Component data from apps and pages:
=====
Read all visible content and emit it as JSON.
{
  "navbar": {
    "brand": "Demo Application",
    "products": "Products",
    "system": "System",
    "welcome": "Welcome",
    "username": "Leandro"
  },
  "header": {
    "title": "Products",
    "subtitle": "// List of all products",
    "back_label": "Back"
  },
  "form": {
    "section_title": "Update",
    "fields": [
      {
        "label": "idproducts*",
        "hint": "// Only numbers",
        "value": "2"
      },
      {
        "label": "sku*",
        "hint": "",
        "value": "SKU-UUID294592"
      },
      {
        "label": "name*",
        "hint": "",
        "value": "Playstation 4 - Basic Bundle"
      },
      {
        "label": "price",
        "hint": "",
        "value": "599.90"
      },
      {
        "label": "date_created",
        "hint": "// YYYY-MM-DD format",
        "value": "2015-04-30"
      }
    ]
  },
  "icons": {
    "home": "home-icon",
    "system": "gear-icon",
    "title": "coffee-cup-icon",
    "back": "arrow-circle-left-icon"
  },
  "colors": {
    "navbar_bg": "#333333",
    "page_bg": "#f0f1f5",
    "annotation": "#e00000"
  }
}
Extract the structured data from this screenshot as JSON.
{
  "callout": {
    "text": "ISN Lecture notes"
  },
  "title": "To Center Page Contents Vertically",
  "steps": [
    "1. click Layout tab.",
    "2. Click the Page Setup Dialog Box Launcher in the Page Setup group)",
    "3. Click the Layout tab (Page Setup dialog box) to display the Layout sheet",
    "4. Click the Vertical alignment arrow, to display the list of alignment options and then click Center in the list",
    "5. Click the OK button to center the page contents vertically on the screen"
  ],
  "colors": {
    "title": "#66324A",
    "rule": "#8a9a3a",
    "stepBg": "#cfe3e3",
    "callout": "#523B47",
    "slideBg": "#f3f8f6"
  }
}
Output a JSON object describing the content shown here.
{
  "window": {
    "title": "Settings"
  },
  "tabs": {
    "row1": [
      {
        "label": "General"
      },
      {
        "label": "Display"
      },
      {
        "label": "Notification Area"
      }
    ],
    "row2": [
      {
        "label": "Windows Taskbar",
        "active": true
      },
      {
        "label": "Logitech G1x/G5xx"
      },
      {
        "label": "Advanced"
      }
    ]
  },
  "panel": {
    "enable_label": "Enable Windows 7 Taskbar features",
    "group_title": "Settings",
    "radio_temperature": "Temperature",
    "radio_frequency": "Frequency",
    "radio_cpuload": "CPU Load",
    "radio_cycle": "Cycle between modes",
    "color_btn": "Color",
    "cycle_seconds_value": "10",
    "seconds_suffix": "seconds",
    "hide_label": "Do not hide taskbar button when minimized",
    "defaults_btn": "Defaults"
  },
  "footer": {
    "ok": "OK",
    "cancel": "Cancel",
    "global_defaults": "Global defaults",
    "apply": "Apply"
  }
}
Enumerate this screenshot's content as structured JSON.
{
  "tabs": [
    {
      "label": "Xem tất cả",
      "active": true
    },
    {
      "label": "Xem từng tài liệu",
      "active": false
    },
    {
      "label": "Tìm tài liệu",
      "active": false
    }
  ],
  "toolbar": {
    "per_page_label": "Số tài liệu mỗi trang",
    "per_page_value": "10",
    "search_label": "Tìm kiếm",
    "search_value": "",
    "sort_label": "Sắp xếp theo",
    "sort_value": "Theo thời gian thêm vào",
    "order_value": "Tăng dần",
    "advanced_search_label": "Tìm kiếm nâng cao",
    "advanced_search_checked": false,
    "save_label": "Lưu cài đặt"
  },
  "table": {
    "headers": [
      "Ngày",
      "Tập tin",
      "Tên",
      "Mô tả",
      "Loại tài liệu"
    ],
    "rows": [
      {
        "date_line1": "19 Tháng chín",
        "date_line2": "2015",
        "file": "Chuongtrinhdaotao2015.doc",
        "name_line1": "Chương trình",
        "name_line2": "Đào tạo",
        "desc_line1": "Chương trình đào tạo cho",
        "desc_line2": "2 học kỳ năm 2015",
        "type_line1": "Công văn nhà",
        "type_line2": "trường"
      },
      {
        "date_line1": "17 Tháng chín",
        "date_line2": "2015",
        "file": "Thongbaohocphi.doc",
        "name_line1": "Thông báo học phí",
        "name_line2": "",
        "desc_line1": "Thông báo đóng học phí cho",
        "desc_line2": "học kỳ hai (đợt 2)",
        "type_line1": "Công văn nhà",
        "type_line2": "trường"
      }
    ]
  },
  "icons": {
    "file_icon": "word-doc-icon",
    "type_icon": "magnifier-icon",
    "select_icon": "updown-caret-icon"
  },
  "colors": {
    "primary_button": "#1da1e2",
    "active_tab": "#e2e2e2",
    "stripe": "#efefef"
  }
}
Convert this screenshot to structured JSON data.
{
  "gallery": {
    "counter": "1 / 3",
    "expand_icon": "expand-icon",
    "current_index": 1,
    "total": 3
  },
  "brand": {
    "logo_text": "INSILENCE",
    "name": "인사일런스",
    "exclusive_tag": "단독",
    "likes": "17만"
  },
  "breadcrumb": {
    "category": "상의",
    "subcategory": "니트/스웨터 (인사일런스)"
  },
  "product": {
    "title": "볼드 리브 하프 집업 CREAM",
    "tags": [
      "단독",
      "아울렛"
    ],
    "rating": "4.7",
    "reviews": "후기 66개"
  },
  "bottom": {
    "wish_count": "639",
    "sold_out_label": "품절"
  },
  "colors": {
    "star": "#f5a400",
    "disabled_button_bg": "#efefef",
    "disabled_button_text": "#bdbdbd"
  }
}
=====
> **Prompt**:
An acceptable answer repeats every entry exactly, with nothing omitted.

> **Problem solution**:
Read all visible content and emit it as JSON.
{
  "navbar": {
    "brand": "Demo Application",
    "products": "Products",
    "system": "System",
    "welcome": "Welcome",
    "username": "Leandro"
  },
  "header": {
    "title": "Products",
    "subtitle": "// List of all products",
    "back_label": "Back"
  },
  "form": {
    "section_title": "Update",
    "fields": [
      {
        "label": "idproducts*",
        "hint": "// Only numbers",
        "value": "2"
      },
      {
        "label": "sku*",
        "hint": "",
        "value": "SKU-UUID294592"
      },
      {
        "label": "name*",
        "hint": "",
        "value": "Playstation 4 - Basic Bundle"
      },
      {
        "label": "price",
        "hint": "",
        "value": "599.90"
      },
      {
        "label": "date_created",
        "hint": "// YYYY-MM-DD format",
        "value": "2015-04-30"
      }
    ]
  },
  "icons": {
    "home": "home-icon",
    "system": "gear-icon",
    "title": "coffee-cup-icon",
    "back": "arrow-circle-left-icon"
  },
  "colors": {
    "navbar_bg": "#333333",
    "page_bg": "#f0f1f5",
    "annotation": "#e00000"
  }
}
Extract the structured data from this screenshot as JSON.
{
  "callout": {
    "text": "ISN Lecture notes"
  },
  "title": "To Center Page Contents Vertically",
  "steps": [
    "1. click Layout tab.",
    "2. Click the Page Setup Dialog Box Launcher in the Page Setup group)",
    "3. Click the Layout tab (Page Setup dialog box) to display the Layout sheet",
    "4. Click the Vertical alignment arrow, to display the list of alignment options and then click Center in the list",
    "5. Click the OK button to center the page contents vertically on the screen"
  ],
  "colors": {
    "title": "#66324A",
    "rule": "#8a9a3a",
    "stepBg": "#cfe3e3",
    "callout": "#523B47",
    "slideBg": "#f3f8f6"
  }
}
Output a JSON object describing the content shown here.
{
  "window": {
    "title": "Settings"
  },
  "tabs": {
    "row1": [
      {
        "label": "General"
      },
      {
        "label": "Display"
      },
      {
        "label": "Notification Area"
      }
    ],
    "row2": [
      {
        "label": "Windows Taskbar",
        "active": true
      },
      {
        "label": "Logitech G1x/G5xx"
      },
      {
        "label": "Advanced"
      }
    ]
  },
  "panel": {
    "enable_label": "Enable Windows 7 Taskbar features",
    "group_title": "Settings",
    "radio_temperature": "Temperature",
    "radio_frequency": "Frequency",
    "radio_cpuload": "CPU Load",
    "radio_cycle": "Cycle between modes",
    "color_btn": "Color",
    "cycle_seconds_value": "10",
    "seconds_suffix": "seconds",
    "hide_label": "Do not hide taskbar button when minimized",
    "defaults_btn": "Defaults"
  },
  "footer": {
    "ok": "OK",
    "cancel": "Cancel",
    "global_defaults": "Global defaults",
    "apply": "Apply"
  }
}
Enumerate this screenshot's content as structured JSON.
{
  "tabs": [
    {
      "label": "Xem tất cả",
      "active": true
    },
    {
      "label": "Xem từng tài liệu",
      "active": false
    },
    {
      "label": "Tìm tài liệu",
      "active": false
    }
  ],
  "toolbar": {
    "per_page_label": "Số tài liệu mỗi trang",
    "per_page_value": "10",
    "search_label": "Tìm kiếm",
    "search_value": "",
    "sort_label": "Sắp xếp theo",
    "sort_value": "Theo thời gian thêm vào",
    "order_value": "Tăng dần",
    "advanced_search_label": "Tìm kiếm nâng cao",
    "advanced_search_checked": false,
    "save_label": "Lưu cài đặt"
  },
  "table": {
    "headers": [
      "Ngày",
      "Tập tin",
      "Tên",
      "Mô tả",
      "Loại tài liệu"
    ],
    "rows": [
      {
        "date_line1": "19 Tháng chín",
        "date_line2": "2015",
        "file": "Chuongtrinhdaotao2015.doc",
        "name_line1": "Chương trình",
        "name_line2": "Đào tạo",
        "desc_line1": "Chương trình đào tạo cho",
        "desc_line2": "2 học kỳ năm 2015",
        "type_line1": "Công văn nhà",
        "type_line2": "trường"
      },
      {
        "date_line1": "17 Tháng chín",
        "date_line2": "2015",
        "file": "Thongbaohocphi.doc",
        "name_line1": "Thông báo học phí",
        "name_line2": "",
        "desc_line1": "Thông báo đóng học phí cho",
        "desc_line2": "học kỳ hai (đợt 2)",
        "type_line1": "Công văn nhà",
        "type_line2": "trường"
      }
    ]
  },
  "icons": {
    "file_icon": "word-doc-icon",
    "type_icon": "magnifier-icon",
    "select_icon": "updown-caret-icon"
  },
  "colors": {
    "primary_button": "#1da1e2",
    "active_tab": "#e2e2e2",
    "stripe": "#efefef"
  }
}
Convert this screenshot to structured JSON data.
{
  "gallery": {
    "counter": "1 / 3",
    "expand_icon": "expand-icon",
    "current_index": 1,
    "total": 3
  },
  "brand": {
    "logo_text": "INSILENCE",
    "name": "인사일런스",
    "exclusive_tag": "단독",
    "likes": "17만"
  },
  "breadcrumb": {
    "category": "상의",
    "subcategory": "니트/스웨터 (인사일런스)"
  },
  "product": {
    "title": "볼드 리브 하프 집업 CREAM",
    "tags": [
      "단독",
      "아울렛"
    ],
    "rating": "4.7",
    "reviews": "후기 66개"
  },
  "bottom": {
    "wish_count": "639",
    "sold_out_label": "품절"
  },
  "colors": {
    "star": "#f5a400",
    "disabled_button_bg": "#efefef",
    "disabled_button_text": "#bdbdbd"
  }
}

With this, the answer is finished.